What this task involves:
Throughout the material below, how many lines include the string "chevron"? Reply with only the number.
════════
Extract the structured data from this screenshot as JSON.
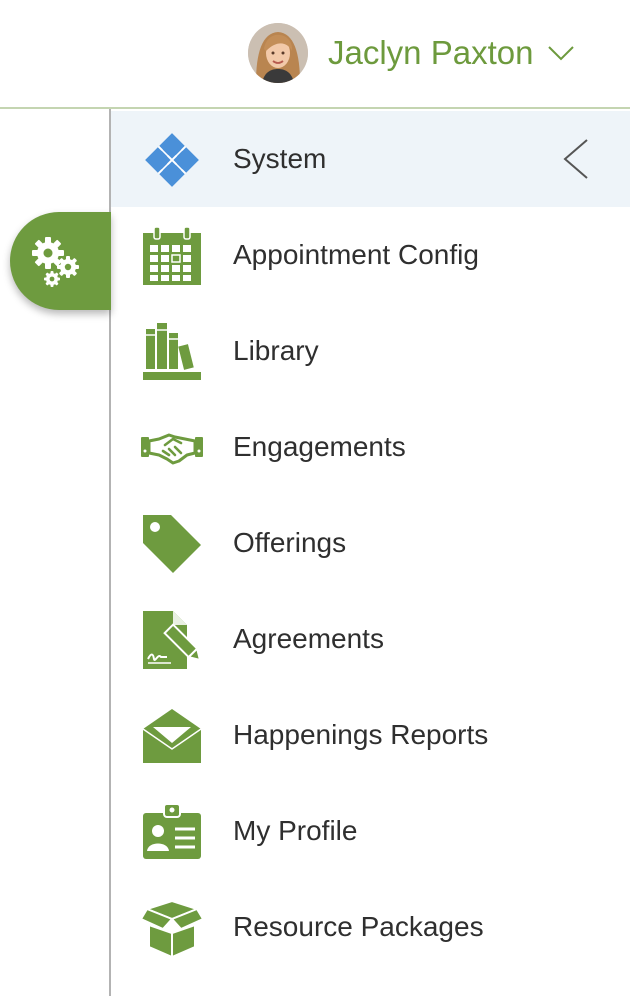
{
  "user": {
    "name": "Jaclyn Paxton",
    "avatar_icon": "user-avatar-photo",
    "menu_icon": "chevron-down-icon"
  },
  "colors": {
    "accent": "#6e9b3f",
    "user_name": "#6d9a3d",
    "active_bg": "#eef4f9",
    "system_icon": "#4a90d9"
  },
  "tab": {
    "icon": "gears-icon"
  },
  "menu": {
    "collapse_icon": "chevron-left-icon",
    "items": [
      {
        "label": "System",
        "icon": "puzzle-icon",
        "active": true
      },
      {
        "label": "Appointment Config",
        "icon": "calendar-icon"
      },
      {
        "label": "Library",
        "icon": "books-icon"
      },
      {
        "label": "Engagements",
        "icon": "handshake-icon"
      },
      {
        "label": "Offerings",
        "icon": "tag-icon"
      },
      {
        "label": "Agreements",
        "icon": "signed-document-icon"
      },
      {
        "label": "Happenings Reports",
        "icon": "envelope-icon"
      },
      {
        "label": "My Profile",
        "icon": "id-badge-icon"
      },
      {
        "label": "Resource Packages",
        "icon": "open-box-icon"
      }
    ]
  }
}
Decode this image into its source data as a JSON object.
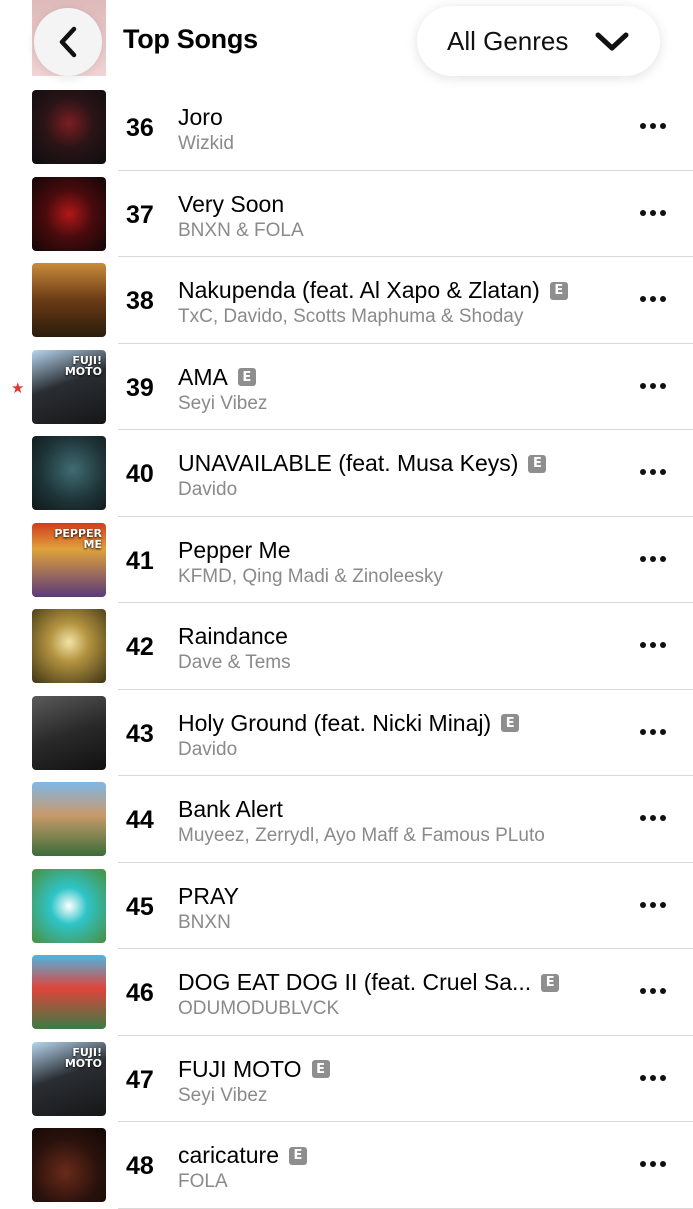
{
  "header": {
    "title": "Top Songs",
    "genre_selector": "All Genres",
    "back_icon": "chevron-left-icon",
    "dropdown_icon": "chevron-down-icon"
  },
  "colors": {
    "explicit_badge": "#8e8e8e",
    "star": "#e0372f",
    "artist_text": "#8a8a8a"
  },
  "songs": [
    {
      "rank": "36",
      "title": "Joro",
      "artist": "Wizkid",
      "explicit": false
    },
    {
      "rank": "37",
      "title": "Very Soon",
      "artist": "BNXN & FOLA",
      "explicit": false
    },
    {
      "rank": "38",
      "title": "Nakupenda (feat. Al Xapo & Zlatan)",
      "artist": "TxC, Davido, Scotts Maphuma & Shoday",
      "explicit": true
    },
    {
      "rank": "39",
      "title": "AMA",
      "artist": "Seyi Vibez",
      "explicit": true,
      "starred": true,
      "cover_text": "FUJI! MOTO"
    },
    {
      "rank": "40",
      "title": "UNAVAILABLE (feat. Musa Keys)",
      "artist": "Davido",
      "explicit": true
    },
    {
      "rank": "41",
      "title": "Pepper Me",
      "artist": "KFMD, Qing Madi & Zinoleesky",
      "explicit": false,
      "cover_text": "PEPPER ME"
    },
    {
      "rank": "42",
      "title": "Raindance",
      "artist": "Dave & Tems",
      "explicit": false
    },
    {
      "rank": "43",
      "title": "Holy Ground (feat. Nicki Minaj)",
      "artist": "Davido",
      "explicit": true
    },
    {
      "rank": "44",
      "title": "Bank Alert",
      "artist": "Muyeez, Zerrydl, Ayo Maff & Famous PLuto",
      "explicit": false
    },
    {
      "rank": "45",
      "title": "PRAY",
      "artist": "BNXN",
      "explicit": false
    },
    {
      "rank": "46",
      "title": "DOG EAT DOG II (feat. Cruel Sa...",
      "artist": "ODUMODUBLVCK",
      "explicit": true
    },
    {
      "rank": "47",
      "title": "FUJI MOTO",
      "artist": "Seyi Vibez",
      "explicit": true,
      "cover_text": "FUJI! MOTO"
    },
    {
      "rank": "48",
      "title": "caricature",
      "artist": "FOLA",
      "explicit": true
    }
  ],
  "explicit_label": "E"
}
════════
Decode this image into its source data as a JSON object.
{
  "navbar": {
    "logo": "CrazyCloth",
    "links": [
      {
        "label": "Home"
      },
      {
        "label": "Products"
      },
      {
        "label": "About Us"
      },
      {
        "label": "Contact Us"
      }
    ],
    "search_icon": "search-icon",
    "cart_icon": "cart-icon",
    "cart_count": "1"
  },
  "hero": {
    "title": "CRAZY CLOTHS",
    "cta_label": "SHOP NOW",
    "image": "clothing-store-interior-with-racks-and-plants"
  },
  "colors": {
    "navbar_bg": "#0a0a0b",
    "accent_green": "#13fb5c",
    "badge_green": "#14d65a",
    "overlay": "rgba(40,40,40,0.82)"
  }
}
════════
Completed task:
4